Giglio hits back: "There was and will be no evidence that Rizzo had perceived any personal gains. There will be no vicarious liability. I can state that, although it will be proved later. On the contrary, his financial profile is impeccable."
As for Licari, his lawyer Roberto Montalto pointed out that the man’s employment history showed how he had worked his way up to the post of former CFO at the company.
“There is not the least shadow of doubt about his assets. His patrimony is legitimate and justified,” and besides he was not “decision maker” in his former company role.
All documents requested were supplied
2.50pm Giglio wants someone from the prosecution to testify. He asks inspector Anne Marie Xuereb to take the stand.
Rizzo, the court hears, was acting as director of Progress Press and had signed the letter of intent in his capacity of director.

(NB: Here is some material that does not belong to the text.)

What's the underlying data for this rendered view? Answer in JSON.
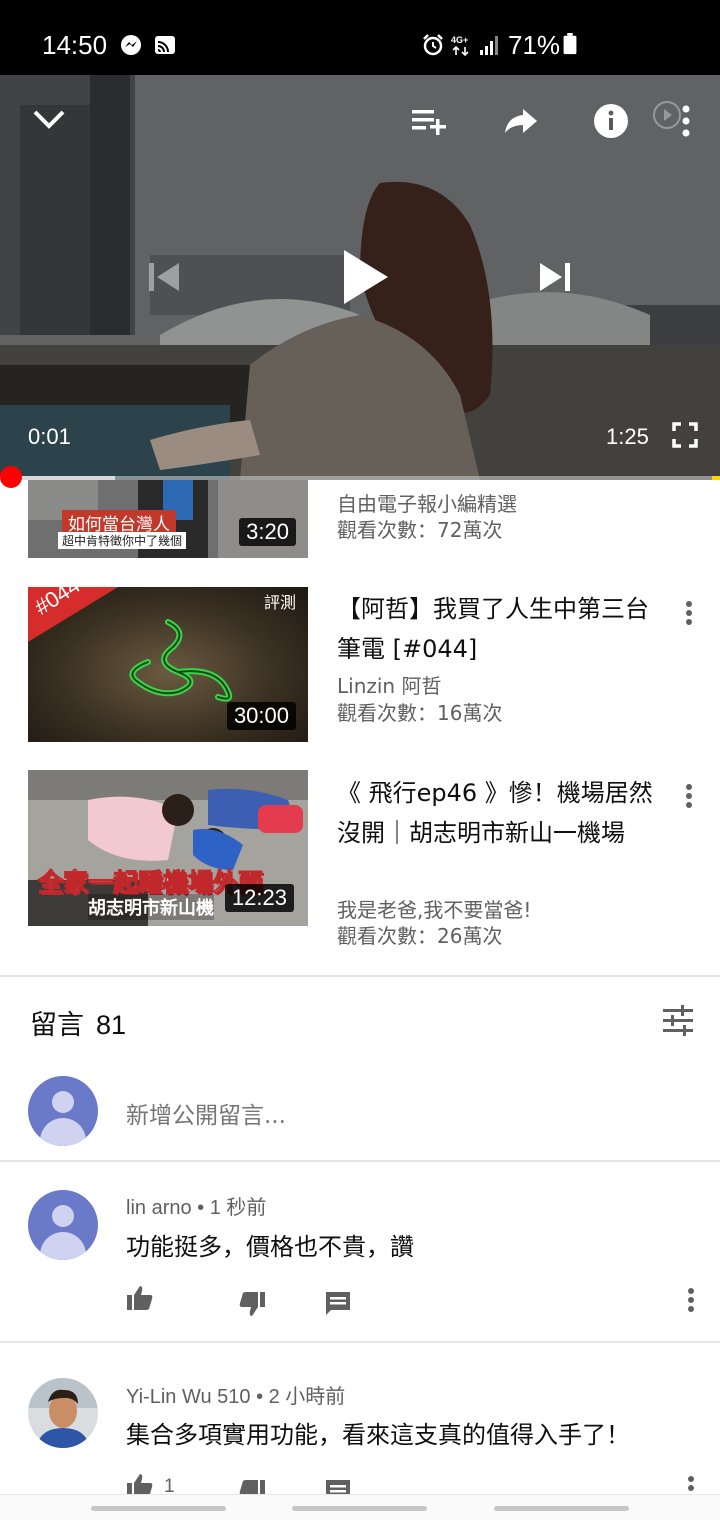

The inspector confirms that Rizzo always attended meetings, supplied all documents requested "over and above what was requested" and there was no evidence that he tried to tamper any evidence.
“I can confirm that all persons kept to police appointments and always cooperated.”
The same applies to Licari, who stopped working at Progress Press years ago.
Freezing order request
2.40pm The Attorney General asks for an attachment and freezing order. The lawyers of the defence object to this. The case was sparked by inquiry of a magistrate who had instructed investigations against Progress directors.
It was in connection with a grant.
'Strongly contested' charges
2.35pm Defence lawyer Joe Giglio says the charges are being "strongly contested". The prosecution informs the court that there will be some changes to the charges.
They are facing charges of fraud, conspiracy, false declaration and money laundering. Licari is facing a breach of accountancy laws. The issue related to a Malta Enterprise fund.
"Definitely not guilty," Rizzo replies on behalf of the company.
Licari also pleads not guilty.
Independent journalism costs money. Support Times of Malta for the price of a coffee.Support Us